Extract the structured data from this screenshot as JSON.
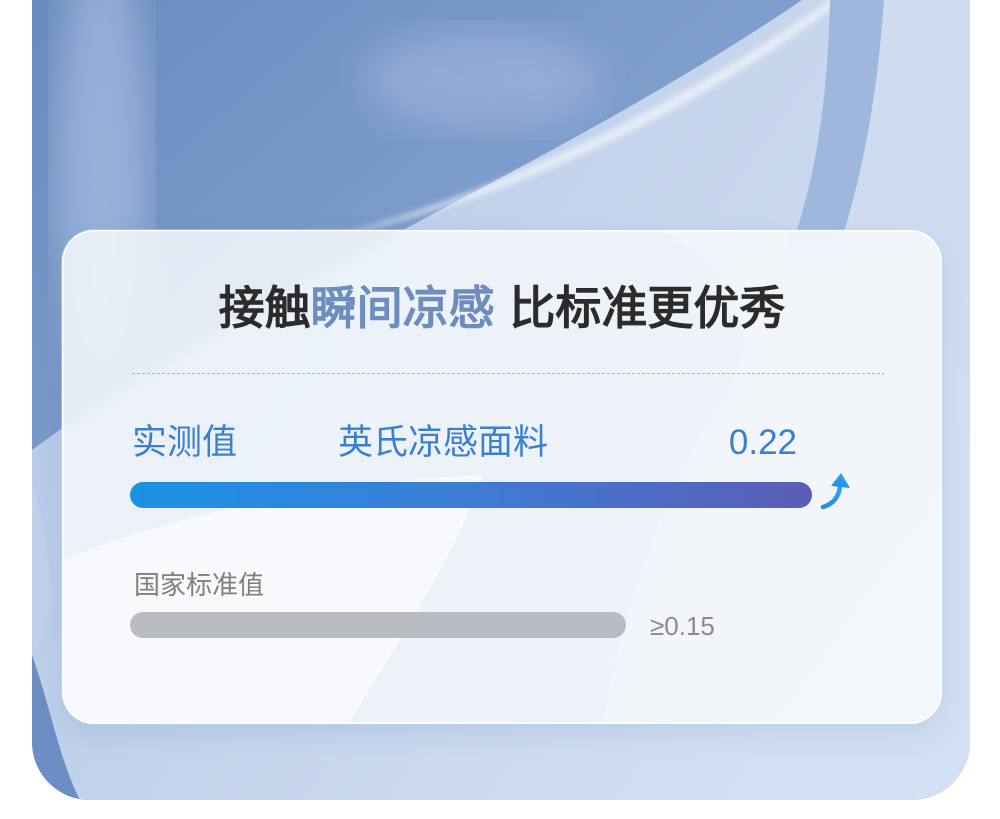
{
  "chart_data": {
    "type": "bar",
    "orientation": "horizontal",
    "title": {
      "lead": "接触",
      "highlight": "瞬间凉感",
      "tail": "比标准更优秀"
    },
    "categories": [
      "实测值",
      "国家标准值"
    ],
    "sublabels": [
      "英氏凉感面料",
      ""
    ],
    "values": [
      0.22,
      0.15
    ],
    "data_labels": [
      "0.22",
      "≥0.15"
    ],
    "grid": false,
    "axes_visible": false
  },
  "icons": {
    "measured_trend": "curved-arrow-up-icon"
  },
  "colors": {
    "title_dark": "#2b2b2b",
    "title_highlight": "#6e8cbd",
    "measured_text": "#3a80d2",
    "measured_bar_start": "#1a92e5",
    "measured_bar_end": "#5b5db5",
    "measured_arrow": "#1f8fe2",
    "standard_text": "#7f7f7f",
    "standard_value_text": "#8a8a8a",
    "standard_bar": "#b9bcc0",
    "divider": "#a2b3d0"
  }
}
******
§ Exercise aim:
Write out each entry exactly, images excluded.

§ Solution for this exercise:
Extract the structured data from this screenshot as JSON.
{
  "chart_data": {
    "type": "bar",
    "orientation": "horizontal",
    "title": {
      "lead": "接触",
      "highlight": "瞬间凉感",
      "tail": "比标准更优秀"
    },
    "categories": [
      "实测值",
      "国家标准值"
    ],
    "sublabels": [
      "英氏凉感面料",
      ""
    ],
    "values": [
      0.22,
      0.15
    ],
    "data_labels": [
      "0.22",
      "≥0.15"
    ],
    "grid": false,
    "axes_visible": false
  },
  "icons": {
    "measured_trend": "curved-arrow-up-icon"
  },
  "colors": {
    "title_dark": "#2b2b2b",
    "title_highlight": "#6e8cbd",
    "measured_text": "#3a80d2",
    "measured_bar_start": "#1a92e5",
    "measured_bar_end": "#5b5db5",
    "measured_arrow": "#1f8fe2",
    "standard_text": "#7f7f7f",
    "standard_value_text": "#8a8a8a",
    "standard_bar": "#b9bcc0",
    "divider": "#a2b3d0"
  }
}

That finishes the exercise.